New York has Central Park. Paris has the Jardin du Luxembourg. Shanghai has the Corniche.
Often overlooked, the Corniche sits on the Huangpu River west of the tourist throngs on the Bund. Go on any morning and you’re likely to see more dogs and kite runners than tourists. Of course Shanghai has its green spaces, but this one is different. Built in the dizzying preparations for the 2010 World Expo, the park takes a page out of New York’s Highline development. Rather than raze and destroy, the Corniche Development Group repurposed the existing landscape. It incorporates the overgrown tracks from the defunct Shanghai/Hangzhou Railroad into an urban forest. Windmills generate energy for the park, a plus for boarders at the Corniche’s skate ramps, basketball junkies or some seriously professional climbers on the rock walls.
Now this is a huge step in the greening of Shanghai’s urban landscape. By greening, I’m not just talking about planting a few trees. I suppose one has to live in China to understand, but parks here are much different than those elsewhere. Parks are mostly concrete squares. Any grass areas are off limits as stepping on grass “can hurt its feelings”. Not at the Corniche. All areas are open for play and relaxation. In a dog-phobic city like Shanghai, the park is even open for four-legged friends to roam free without being chased off by security guards. Dare I say it? The park even seems to have been developed with actual people in mind.

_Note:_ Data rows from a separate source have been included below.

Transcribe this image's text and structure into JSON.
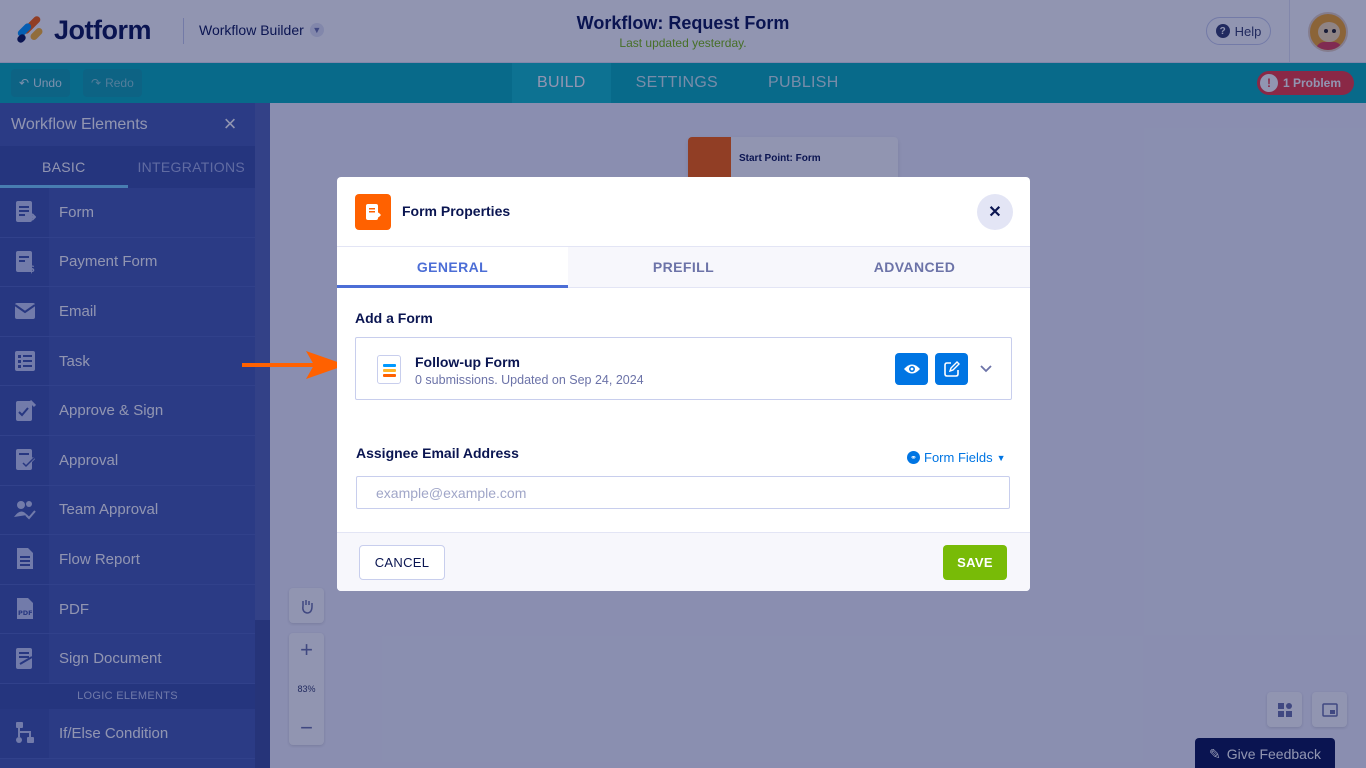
{
  "header": {
    "logo_text": "Jotform",
    "builder_select": "Workflow Builder",
    "workflow_title": "Workflow: Request Form",
    "last_updated": "Last updated yesterday.",
    "help_label": "Help"
  },
  "toolbar": {
    "undo_label": "Undo",
    "redo_label": "Redo",
    "tabs": [
      {
        "label": "BUILD",
        "active": true
      },
      {
        "label": "SETTINGS",
        "active": false
      },
      {
        "label": "PUBLISH",
        "active": false
      }
    ],
    "problem_label": "1 Problem"
  },
  "sidebar": {
    "title": "Workflow Elements",
    "tabs": [
      {
        "label": "BASIC",
        "active": true
      },
      {
        "label": "INTEGRATIONS",
        "active": false
      }
    ],
    "items": [
      {
        "label": "Form",
        "icon": "form-icon"
      },
      {
        "label": "Payment Form",
        "icon": "payment-form-icon"
      },
      {
        "label": "Email",
        "icon": "email-icon"
      },
      {
        "label": "Task",
        "icon": "task-icon"
      },
      {
        "label": "Approve & Sign",
        "icon": "approve-sign-icon"
      },
      {
        "label": "Approval",
        "icon": "approval-icon"
      },
      {
        "label": "Team Approval",
        "icon": "team-approval-icon"
      },
      {
        "label": "Flow Report",
        "icon": "flow-report-icon"
      },
      {
        "label": "PDF",
        "icon": "pdf-icon"
      },
      {
        "label": "Sign Document",
        "icon": "sign-document-icon"
      }
    ],
    "logic_section": "LOGIC ELEMENTS",
    "logic_items": [
      {
        "label": "If/Else Condition",
        "icon": "if-else-icon"
      }
    ]
  },
  "canvas": {
    "start_node_label": "Start Point: Form",
    "zoom_level": "83%",
    "feedback_label": "Give Feedback"
  },
  "modal": {
    "title": "Form Properties",
    "tabs": [
      {
        "label": "GENERAL",
        "active": true
      },
      {
        "label": "PREFILL",
        "active": false
      },
      {
        "label": "ADVANCED",
        "active": false
      }
    ],
    "add_form_label": "Add a Form",
    "form_name": "Follow-up Form",
    "form_meta": "0 submissions. Updated on Sep 24, 2024",
    "assignee_label": "Assignee Email Address",
    "form_fields_label": "Form Fields",
    "email_placeholder": "example@example.com",
    "email_value": "",
    "cancel_label": "CANCEL",
    "save_label": "SAVE"
  },
  "colors": {
    "brand_orange": "#ff6100",
    "toolbar_teal": "#06b1b9",
    "sidebar_blue": "#465cb0",
    "primary_blue": "#0075e3",
    "save_green": "#78bb07",
    "problem_red": "#f23a3c",
    "navy": "#0a1551"
  }
}
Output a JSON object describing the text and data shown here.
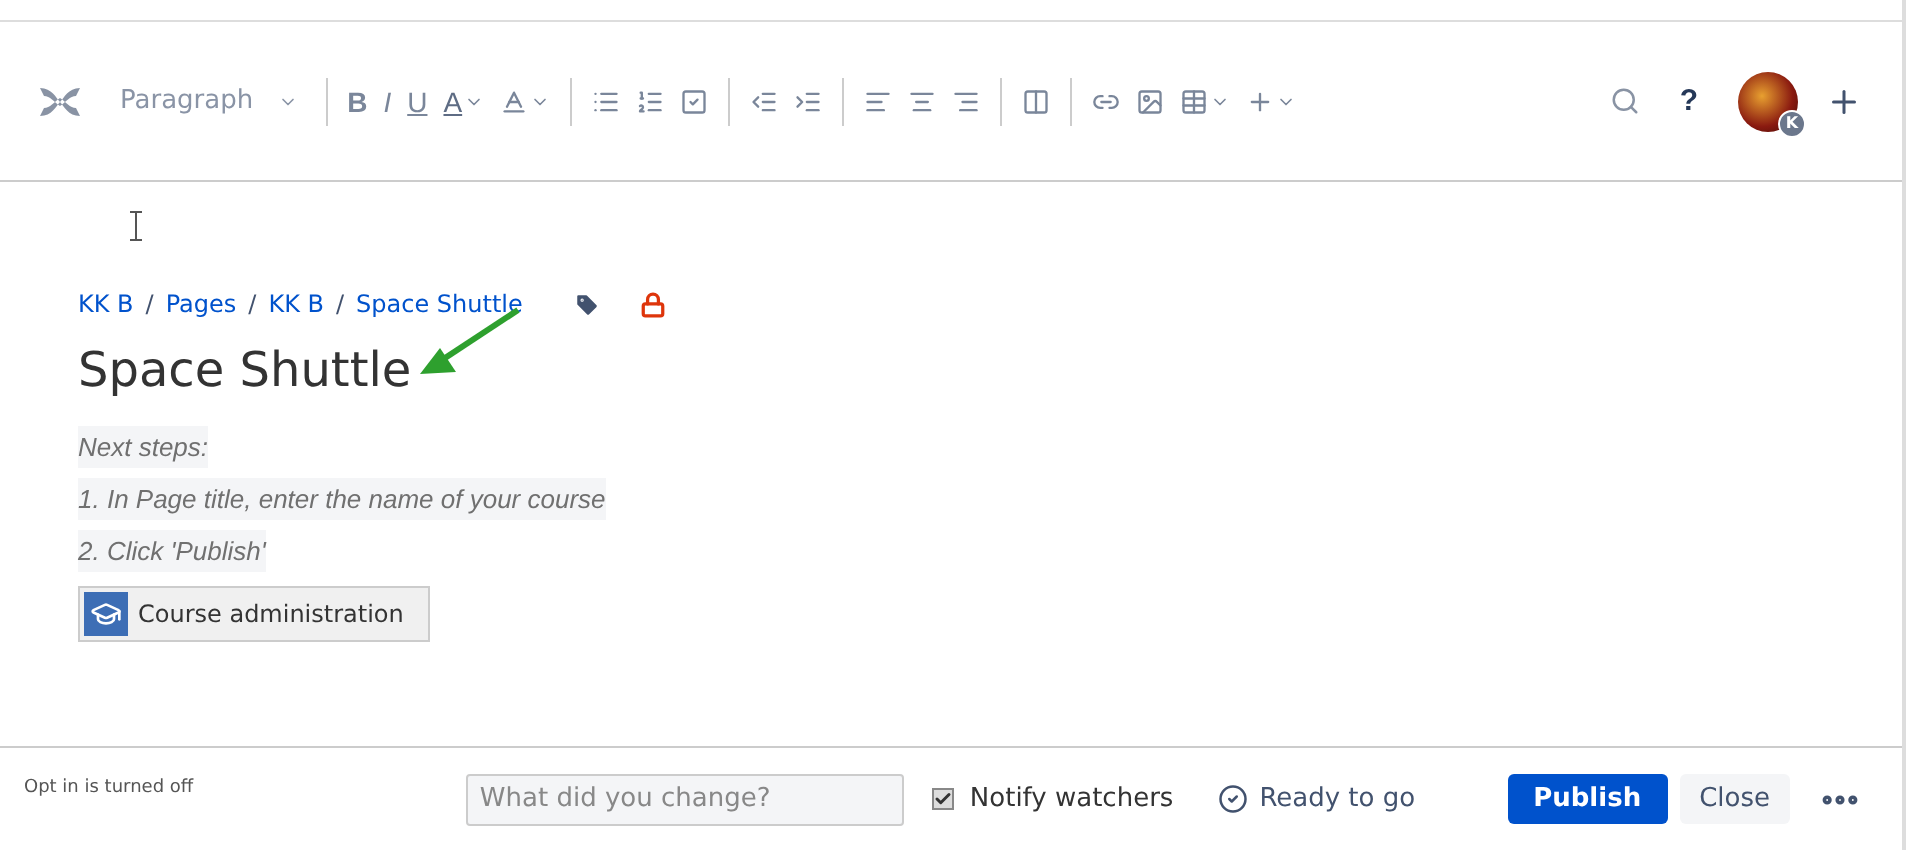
{
  "toolbar": {
    "style_select": {
      "label": "Paragraph"
    },
    "groups": [
      [
        {
          "label": "B",
          "kind": "bold",
          "dropdown": false
        },
        {
          "label": "I",
          "kind": "italic",
          "dropdown": false
        },
        {
          "label": "U",
          "kind": "underline",
          "dropdown": false
        },
        {
          "label": "A",
          "kind": "color",
          "dropdown": true
        },
        {
          "kind": "format",
          "dropdown": true
        }
      ],
      [
        {
          "kind": "bullets",
          "dropdown": false
        },
        {
          "kind": "numbers",
          "dropdown": false
        },
        {
          "kind": "task",
          "dropdown": false
        }
      ],
      [
        {
          "kind": "outdent",
          "dropdown": false
        },
        {
          "kind": "indent",
          "dropdown": false
        }
      ],
      [
        {
          "kind": "left",
          "dropdown": false
        },
        {
          "kind": "center",
          "dropdown": false
        },
        {
          "kind": "right",
          "dropdown": false
        }
      ],
      [
        {
          "kind": "layout",
          "dropdown": false
        }
      ],
      [
        {
          "kind": "link",
          "dropdown": false
        },
        {
          "kind": "image",
          "dropdown": false
        },
        {
          "kind": "table",
          "dropdown": true
        },
        {
          "kind": "insert",
          "dropdown": true
        }
      ]
    ],
    "help": "?",
    "avatar_badge": "K"
  },
  "breadcrumbs": [
    {
      "kind": "link",
      "text": "KK B"
    },
    {
      "kind": "separator",
      "text": "/"
    },
    {
      "kind": "link",
      "text": "Pages"
    },
    {
      "kind": "separator",
      "text": "/"
    },
    {
      "kind": "link",
      "text": "KK B"
    },
    {
      "kind": "separator",
      "text": "/"
    },
    {
      "kind": "link",
      "text": "Space Shuttle"
    }
  ],
  "page_title": "Space Shuttle",
  "instructions": [
    "Next steps:",
    "1. In Page title, enter the name of your course",
    "2. Click 'Publish'"
  ],
  "macro_button": {
    "label": "Course administration"
  },
  "footer": {
    "opt_in": "Opt in is turned off",
    "comment": {
      "placeholder": "What did you change?"
    },
    "notify": {
      "label": "Notify watchers",
      "checked": true
    },
    "status": "Ready to go",
    "publish": "Publish",
    "close": "Close"
  }
}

This shift in mentality is probably the most interesting part of the new park. The developers and government officials haven’t touted the Corniche as a new place for hordes of tour buses to come to, or major retailers to set up shop. Dubbed officially the “Shanghai Xuhui Public Open Space”, it continues to attract groups more interested in yoga or parkour than Fendi or Gucci. For a city so devoutly capitalistic, a reprieve for the non-believer is a true sanctuary.